How Much Influence Do Emojis Have?
- Charlotte Forrester
With the news that Russian officials are considering banning 'gay emojis' Charlotte looks into the power of emojis in modern culture and language
The millennial generation have grown up becoming increasingly reliant on technology, especially social media as a form of communication. One particular aspect that has been embraced is the emoji (a small digital image or icon used to express an idea or emotion in electronic communication.)
Young people have seen emojis grow from simple smiley emoticons in MSN messages to entire tweets being composed of 140 characters of these tiny cartoon pictures. It has become a significant part of the 21st century with people being able to express themselves and their thoughts. In fact, Global Language Monitor revealed the heart emoji as the Word of the Year last year - the first time an emoji topped the list.
The emoji is usually viewed as a novelty in digital communication, however they’ve proved to have further capabilities in our lives. In America, you can now tweet the Domino’s Twitter account with a pizza emoji (after you register for an Easy Order account) and a pizza will be delivered to your address!

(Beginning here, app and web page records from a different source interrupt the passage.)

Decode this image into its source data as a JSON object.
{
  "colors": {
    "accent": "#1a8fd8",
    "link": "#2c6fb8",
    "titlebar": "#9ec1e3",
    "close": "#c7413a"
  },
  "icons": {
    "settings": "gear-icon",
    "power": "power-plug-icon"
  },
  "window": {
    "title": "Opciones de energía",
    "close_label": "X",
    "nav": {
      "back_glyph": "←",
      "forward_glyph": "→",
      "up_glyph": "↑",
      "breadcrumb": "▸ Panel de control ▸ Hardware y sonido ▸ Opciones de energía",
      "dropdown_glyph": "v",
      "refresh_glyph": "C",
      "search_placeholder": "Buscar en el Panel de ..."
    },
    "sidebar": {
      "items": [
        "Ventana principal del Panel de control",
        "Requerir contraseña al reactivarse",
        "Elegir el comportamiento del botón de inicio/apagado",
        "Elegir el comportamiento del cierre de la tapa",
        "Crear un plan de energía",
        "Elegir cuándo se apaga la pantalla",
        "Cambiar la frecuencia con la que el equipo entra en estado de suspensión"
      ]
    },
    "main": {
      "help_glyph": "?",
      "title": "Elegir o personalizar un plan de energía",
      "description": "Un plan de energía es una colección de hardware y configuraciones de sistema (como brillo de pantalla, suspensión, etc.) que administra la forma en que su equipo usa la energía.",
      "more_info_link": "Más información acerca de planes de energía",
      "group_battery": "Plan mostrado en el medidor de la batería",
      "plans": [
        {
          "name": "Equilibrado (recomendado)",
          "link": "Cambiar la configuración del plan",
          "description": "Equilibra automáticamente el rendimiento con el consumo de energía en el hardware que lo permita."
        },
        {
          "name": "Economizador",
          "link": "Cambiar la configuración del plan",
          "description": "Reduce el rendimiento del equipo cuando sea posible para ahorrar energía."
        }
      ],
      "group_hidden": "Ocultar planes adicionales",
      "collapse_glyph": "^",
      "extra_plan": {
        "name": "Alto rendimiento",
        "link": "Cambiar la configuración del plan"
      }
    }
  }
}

Emojis have also been cropping up in political discussions. Russia is currently not deemed as a safe open space for members of the LGBTQ community as there is a law banning the ‘promotion of non-traditional sexual relations.’ This means that any promotion of non-heterosexual behaviour is prohibited. This law has led to conversations in the Russian government about same sex couple emojis.

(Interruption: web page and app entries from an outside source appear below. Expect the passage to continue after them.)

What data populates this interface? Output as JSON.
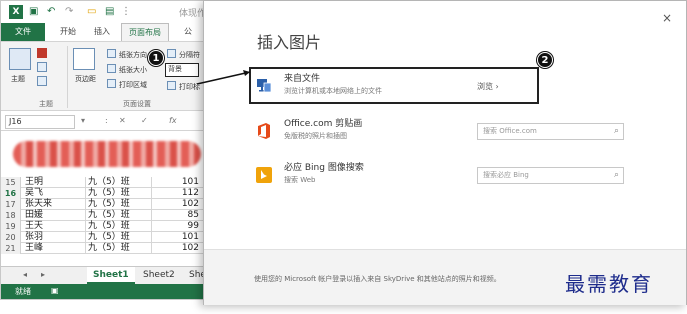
{
  "excel": {
    "title_doc": "体现作词",
    "tabs": [
      "文件",
      "开始",
      "插入",
      "页面布局",
      "公"
    ],
    "ribbon": {
      "theme_label": "主题",
      "margins_label": "页边距",
      "size_label": "纸张方向",
      "paper_size_label": "纸张大小",
      "print_area_label": "打印区域",
      "breaks_label": "分隔符",
      "background_label": "背景",
      "print_titles_label": "打印标",
      "group_theme": "主题",
      "group_page_setup": "页面设置"
    },
    "name_box": "J16",
    "formula_symbols": [
      "▾",
      ":",
      "✕",
      "✓",
      "fx"
    ],
    "rows": [
      {
        "num": "15",
        "name": "王明",
        "cls": "九（5）班",
        "score": "101"
      },
      {
        "num": "16",
        "name": "吴飞",
        "cls": "九（5）班",
        "score": "112"
      },
      {
        "num": "17",
        "name": "张天来",
        "cls": "九（5）班",
        "score": "102"
      },
      {
        "num": "18",
        "name": "田媛",
        "cls": "九（5）班",
        "score": "85"
      },
      {
        "num": "19",
        "name": "王天",
        "cls": "九（5）班",
        "score": "99"
      },
      {
        "num": "20",
        "name": "张羽",
        "cls": "九（5）班",
        "score": "101"
      },
      {
        "num": "21",
        "name": "王峰",
        "cls": "九（5）班",
        "score": "102"
      }
    ],
    "sheets": [
      "Sheet1",
      "Sheet2",
      "She"
    ],
    "status": "就绪"
  },
  "badges": {
    "one": "1",
    "two": "2"
  },
  "dialog": {
    "close": "×",
    "title": "插入图片",
    "options": [
      {
        "title": "来自文件",
        "desc": "浏览计算机或本地网络上的文件",
        "action": "浏览 ›"
      },
      {
        "title": "Office.com 剪贴画",
        "desc": "免版税的照片和插图",
        "placeholder": "搜索 Office.com"
      },
      {
        "title": "必应 Bing 图像搜索",
        "desc": "搜索 Web",
        "placeholder": "搜索必应 Bing"
      }
    ],
    "footer_note": "使用您的 Microsoft 帐户登录以插入来自 SkyDrive 和其他站点的照片和视频。"
  },
  "watermark": "最需教育",
  "colors": {
    "excel_green": "#217346",
    "office_red": "#e64a19",
    "bing_orange": "#f0a30a",
    "watermark_blue": "#1e2c8c"
  }
}
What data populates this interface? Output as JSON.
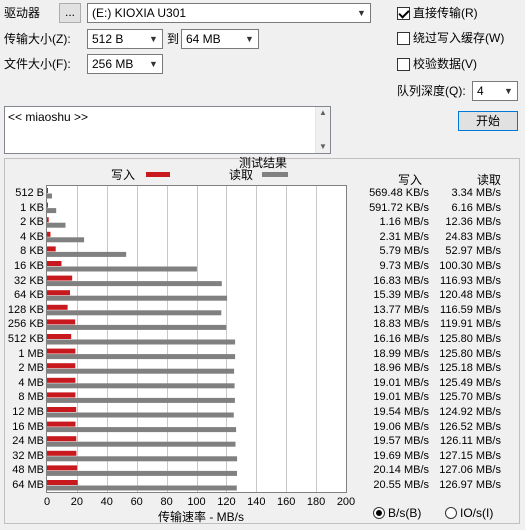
{
  "controls": {
    "drive_label": "驱动器",
    "browse_button": "...",
    "drive_value": "(E:) KIOXIA U301",
    "transfer_size_label": "传输大小(Z):",
    "transfer_from": "512 B",
    "to_label": "到",
    "transfer_to": "64 MB",
    "file_size_label": "文件大小(F):",
    "file_size": "256 MB",
    "direct_transfer": {
      "label": "直接传输(R)",
      "checked": true
    },
    "bypass_cache": {
      "label": "绕过写入缓存(W)",
      "checked": false
    },
    "verify_data": {
      "label": "校验数据(V)",
      "checked": false
    },
    "queue_depth_label": "队列深度(Q):",
    "queue_depth": "4",
    "start_button": "开始"
  },
  "description": {
    "text": "<< miaoshu >>"
  },
  "results": {
    "title": "测试结果",
    "write_col": "写入",
    "read_col": "读取",
    "legend_write": "写入",
    "legend_read": "读取",
    "xlabel": "传输速率 - MB/s",
    "unit_bs": "B/s(B)",
    "unit_ios": "IO/s(I)",
    "unit_selected": "B/s(B)"
  },
  "colors": {
    "write": "#c8191e",
    "read": "#808080"
  },
  "chart_data": {
    "type": "bar",
    "orientation": "horizontal",
    "title": "测试结果",
    "xlabel": "传输速率 - MB/s",
    "ylabel": "",
    "xlim": [
      0,
      200
    ],
    "xticks": [
      0,
      20,
      40,
      60,
      80,
      100,
      120,
      140,
      160,
      180,
      200
    ],
    "grid": true,
    "legend_position": "top",
    "categories": [
      "512 B",
      "1 KB",
      "2 KB",
      "4 KB",
      "8 KB",
      "16 KB",
      "32 KB",
      "64 KB",
      "128 KB",
      "256 KB",
      "512 KB",
      "1 MB",
      "2 MB",
      "4 MB",
      "8 MB",
      "12 MB",
      "16 MB",
      "24 MB",
      "32 MB",
      "48 MB",
      "64 MB"
    ],
    "series": [
      {
        "name": "写入",
        "values": [
          0.57,
          0.58,
          1.16,
          2.31,
          5.79,
          9.73,
          16.83,
          15.39,
          13.77,
          18.83,
          16.16,
          18.99,
          18.96,
          19.01,
          19.01,
          19.54,
          19.06,
          19.57,
          19.69,
          20.14,
          20.55
        ],
        "labels": [
          "569.48 KB/s",
          "591.72 KB/s",
          "1.16 MB/s",
          "2.31 MB/s",
          "5.79 MB/s",
          "9.73 MB/s",
          "16.83 MB/s",
          "15.39 MB/s",
          "13.77 MB/s",
          "18.83 MB/s",
          "16.16 MB/s",
          "18.99 MB/s",
          "18.96 MB/s",
          "19.01 MB/s",
          "19.01 MB/s",
          "19.54 MB/s",
          "19.06 MB/s",
          "19.57 MB/s",
          "19.69 MB/s",
          "20.14 MB/s",
          "20.55 MB/s"
        ]
      },
      {
        "name": "读取",
        "values": [
          3.34,
          6.16,
          12.36,
          24.83,
          52.97,
          100.3,
          116.93,
          120.48,
          116.59,
          119.91,
          125.8,
          125.8,
          125.18,
          125.49,
          125.7,
          124.92,
          126.52,
          126.11,
          127.15,
          127.06,
          126.97
        ],
        "labels": [
          "3.34 MB/s",
          "6.16 MB/s",
          "12.36 MB/s",
          "24.83 MB/s",
          "52.97 MB/s",
          "100.30 MB/s",
          "116.93 MB/s",
          "120.48 MB/s",
          "116.59 MB/s",
          "119.91 MB/s",
          "125.80 MB/s",
          "125.80 MB/s",
          "125.18 MB/s",
          "125.49 MB/s",
          "125.70 MB/s",
          "124.92 MB/s",
          "126.52 MB/s",
          "126.11 MB/s",
          "127.15 MB/s",
          "127.06 MB/s",
          "126.97 MB/s"
        ]
      }
    ]
  }
}
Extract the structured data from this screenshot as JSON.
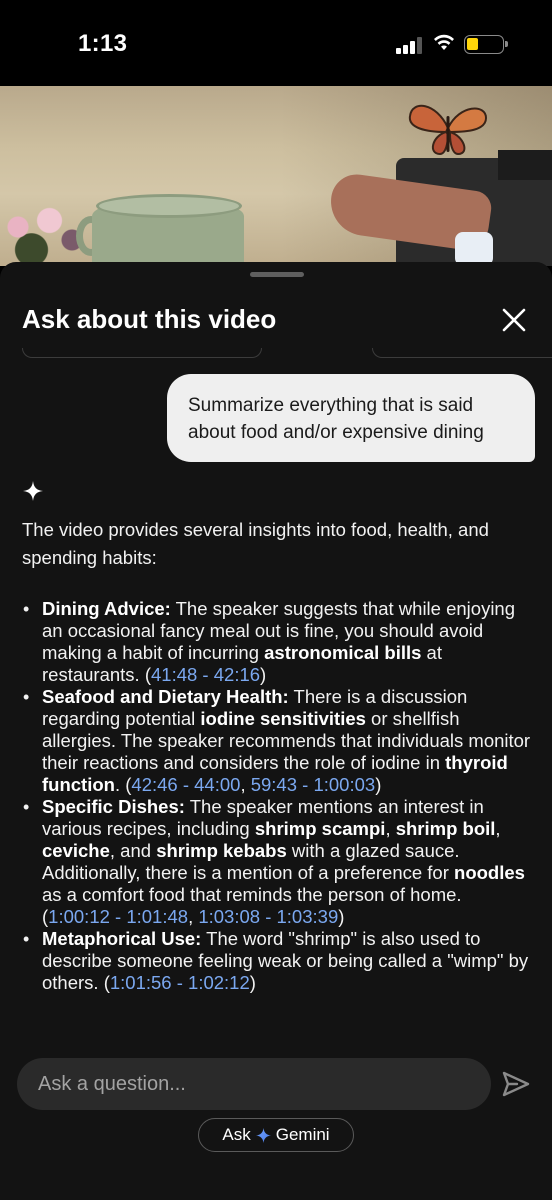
{
  "status_bar": {
    "time": "1:13",
    "battery_color": "#ffd60a"
  },
  "sheet": {
    "title": "Ask about this video",
    "user_message": "Summarize everything that is said about food and/or expensive dining",
    "answer": {
      "intro": "The video provides several insights into food, health, and spending habits:",
      "items": [
        {
          "heading": "Dining Advice:",
          "t1": " The speaker suggests that while enjoying an occasional fancy meal out is fine, you should avoid making a habit of incurring ",
          "b1": "astronomical bills",
          "t2": " at restaurants. (",
          "ts1": "41:48 - 42:16",
          "t3": ")"
        },
        {
          "heading": "Seafood and Dietary Health:",
          "t1": " There is a discussion regarding potential ",
          "b1": "iodine sensitivities",
          "t2": " or shellfish allergies. The speaker recommends that individuals monitor their reactions and considers the role of iodine in ",
          "b2": "thyroid function",
          "t3": ". (",
          "ts1": "42:46 - 44:00",
          "sep": ", ",
          "ts2": "59:43 - 1:00:03",
          "t4": ")"
        },
        {
          "heading": "Specific Dishes:",
          "t1": " The speaker mentions an interest in various recipes, including ",
          "b1": "shrimp scampi",
          "t2": ", ",
          "b2": "shrimp boil",
          "t3": ", ",
          "b3": "ceviche",
          "t4": ", and ",
          "b4": "shrimp kebabs",
          "t5": " with a glazed sauce. Additionally, there is a mention of a preference for ",
          "b5": "noodles",
          "t6": " as a comfort food that reminds the person of home. (",
          "ts1": "1:00:12 - 1:01:48",
          "sep": ", ",
          "ts2": "1:03:08 - 1:03:39",
          "t7": ")"
        },
        {
          "heading": "Metaphorical Use:",
          "t1": " The word \"shrimp\" is also used to describe someone feeling weak or being called a \"wimp\" by others. (",
          "ts1": "1:01:56 - 1:02:12",
          "t2": ")"
        }
      ]
    },
    "input_placeholder": "Ask a question...",
    "ask_gemini": {
      "pre": "Ask",
      "post": "Gemini"
    }
  },
  "icons": {
    "close": "close-icon",
    "send": "send-icon",
    "sparkle": "sparkle-icon",
    "gemini": "gemini-star-icon"
  },
  "colors": {
    "timestamp_link": "#7ba8f0",
    "sheet_bg": "#131313",
    "bubble_bg": "#efefef"
  }
}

iPhone users can send emojis of same-sex relationships and parents to one another, which Russian officials have said encourage ‘untraditional sexual relations among minors’ and ‘harm their health and development.’ But can emojis really affect someone’s sexuality? Do emojis have this much influence over young people?
The notion that emojis could hold this much power can seem absurd- especially considering that they occupy such a small fraction of what we see on the Internet. However, when Apple released the iOS 8.3 software update earlier this year, one of its new features included a more diverse emoji keyboard fitted with added same-sex couples as well as the ability to have varying skin tones on a large proportion of the emojis.
People were overjoyed at this improved representation on our phone screens, as Apple had previously been critiqued greatly for many of the emojis being white (or yellow) apart from if a racial stereotype was being portrayed. How come Apple couldn’t allow us to share emojis of different races but we could send a vast range of different fruit and veg?
Emojis should not be at the forefront of the world’s political problems however maybe we shouldn’t dismiss their place in modern culture either. Hieroglyphics took hundreds of years to develop as a visual language and are viewed as a key part of ancient history . Millions of them are being shared amongst young people across the globe everyday so maybe they do have a greater impact on our society than we perhaps realise.